The brief reign of a reluctant queen.
In the third volume of her six-novel series on the unfortunate wives of Henry VIII, Weir (Anne Boleyn, A King’s Obsession, 2017, etc.) offers a dramatic and empathic portrait of Jane Seymour, horrified witness to the rise and fall of Anne Boleyn and to the “seismic changes...taking place in the English Church.” As a teenager, Jane pleads for permission to become a nun, much to her parents’ dismay: They want her to make an astute marriage that will propel the family up the social ladder. Although they eventually give in, Jane finally wavers in her commitment to the religious life; and at the age of 19, through the ministrations of a family friend, she leaves Wulfhall, the Seymour homestead, to become one of 30 maids of honor to Katherine of Aragon.
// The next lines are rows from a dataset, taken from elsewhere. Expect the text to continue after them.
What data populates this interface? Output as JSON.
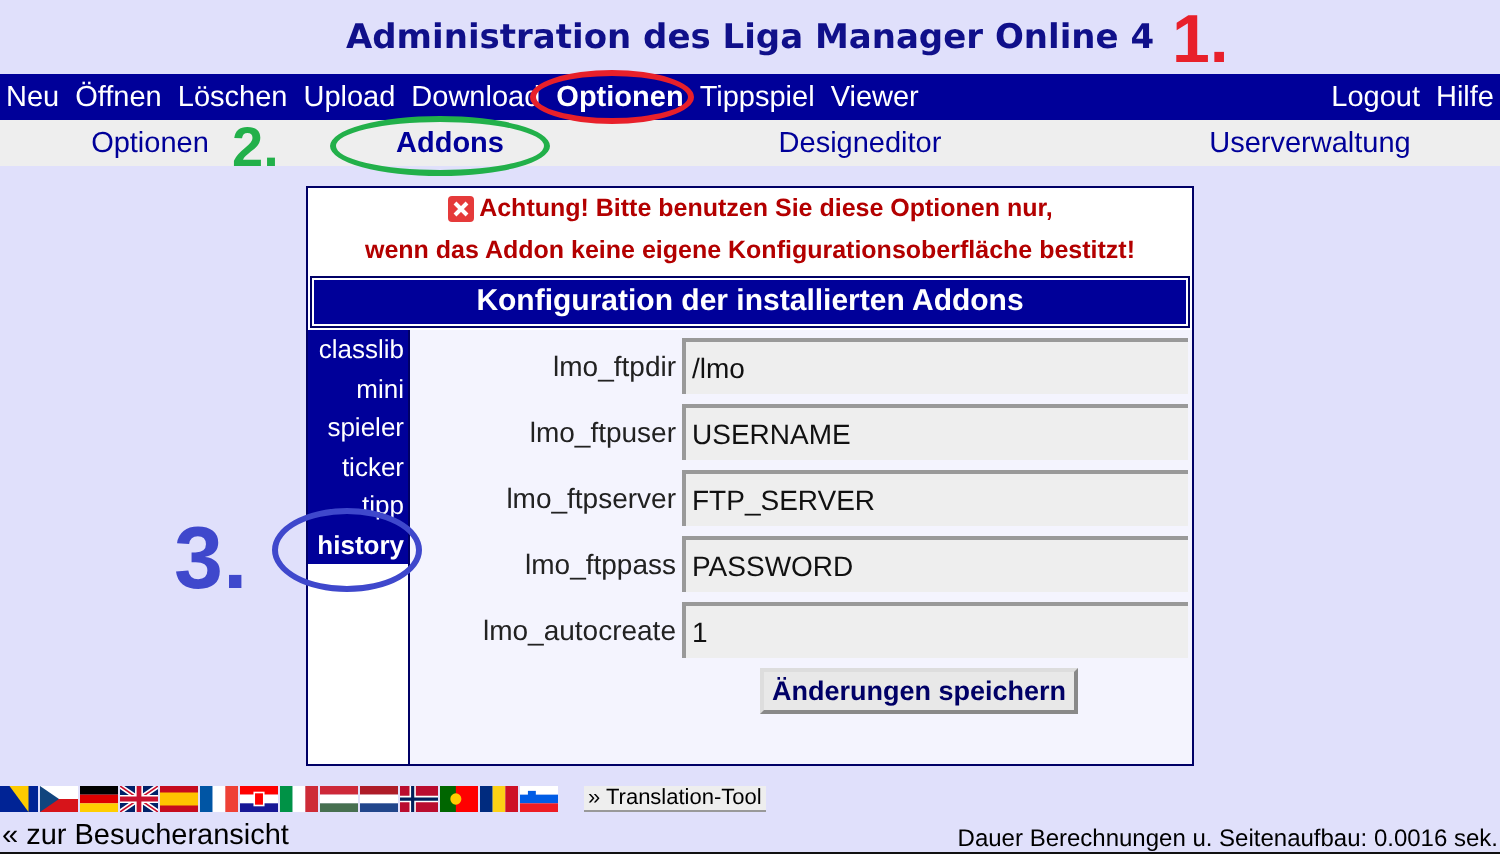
{
  "header": {
    "title": "Administration des Liga Manager Online 4"
  },
  "main_menu": {
    "left": [
      {
        "label": "Neu",
        "selected": false
      },
      {
        "label": "Öffnen",
        "selected": false
      },
      {
        "label": "Löschen",
        "selected": false
      },
      {
        "label": "Upload",
        "selected": false
      },
      {
        "label": "Download",
        "selected": false
      },
      {
        "label": "Optionen",
        "selected": true
      },
      {
        "label": "Tippspiel",
        "selected": false
      },
      {
        "label": "Viewer",
        "selected": false
      }
    ],
    "right": [
      {
        "label": "Logout"
      },
      {
        "label": "Hilfe"
      }
    ]
  },
  "sub_menu": [
    {
      "label": "Optionen",
      "selected": false
    },
    {
      "label": "Addons",
      "selected": true
    },
    {
      "label": "Designeditor",
      "selected": false
    },
    {
      "label": "Userverwaltung",
      "selected": false
    }
  ],
  "warning": {
    "lines": [
      "Achtung! Bitte benutzen Sie diese Optionen nur,",
      "wenn das Addon keine eigene Konfigurationsoberfläche bestitzt!"
    ]
  },
  "panel": {
    "title": "Konfiguration der installierten Addons",
    "addons": [
      {
        "label": "classlib",
        "selected": false
      },
      {
        "label": "mini",
        "selected": false
      },
      {
        "label": "spieler",
        "selected": false
      },
      {
        "label": "ticker",
        "selected": false
      },
      {
        "label": "tipp",
        "selected": false
      },
      {
        "label": "history",
        "selected": true
      }
    ],
    "fields": [
      {
        "label": "lmo_ftpdir",
        "value": "/lmo"
      },
      {
        "label": "lmo_ftpuser",
        "value": "USERNAME"
      },
      {
        "label": "lmo_ftpserver",
        "value": "FTP_SERVER"
      },
      {
        "label": "lmo_ftppass",
        "value": "PASSWORD"
      },
      {
        "label": "lmo_autocreate",
        "value": "1"
      }
    ],
    "save_button": "Änderungen speichern"
  },
  "annotations": [
    {
      "label": "1.",
      "color": "#e8202a"
    },
    {
      "label": "2.",
      "color": "#22b04a"
    },
    {
      "label": "3.",
      "color": "#3f48cc"
    }
  ],
  "flags": [
    {
      "kind": "ba"
    },
    {
      "kind": "cz"
    },
    {
      "kind": "de"
    },
    {
      "kind": "gb"
    },
    {
      "kind": "es"
    },
    {
      "kind": "fr"
    },
    {
      "kind": "hr"
    },
    {
      "kind": "it"
    },
    {
      "kind": "hu"
    },
    {
      "kind": "nl"
    },
    {
      "kind": "no"
    },
    {
      "kind": "pt"
    },
    {
      "kind": "ro"
    },
    {
      "kind": "si"
    }
  ],
  "translation_link": "» Translation-Tool",
  "footer": {
    "back_link": "« zur Besucheransicht",
    "timing": "Dauer Berechnungen u. Seitenaufbau: 0.0016 sek."
  }
}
Quiet, diffident, “whitely pale” (Weir speculates that she may have been anemic), Jane has little confidence that she will ever attract a suitor. She grows devoted to the maternal Katherine, despondent at Henry’s cruel treatment of the woman she insists is the only true queen. As Henry exiles Katherine to one residence and another, Jane stays with her until the maids of honor are drastically reduced and Jane is forced to attend Lady Anne at court. “I hate her and all she stands for!” Jane weeps. Much of the novel reprises events from the first two volumes: Katherine’s exile and death; Henry’s passionate determination to marry Anne; the birth of their only living child, Elizabeth; the stillbirths of 2 sons and miscarriage of another; and accusations of infidelity and treason that led to Anne’s beheading—a violent end that haunts Jane. Weir portrays Jane as determinedly virtuous, giving in to Henry’s passion only after she has fallen in love with him and is assured that he means to marry her. Historical sources persuade Weir that Jane was a “humane and sympathetic personality.” Henry ardently professes his adoration, overcome with joy when she produces the son he desperately desires. Weeks later, powerless to save her, he watches her die.
Deft, authoritative biographical fiction.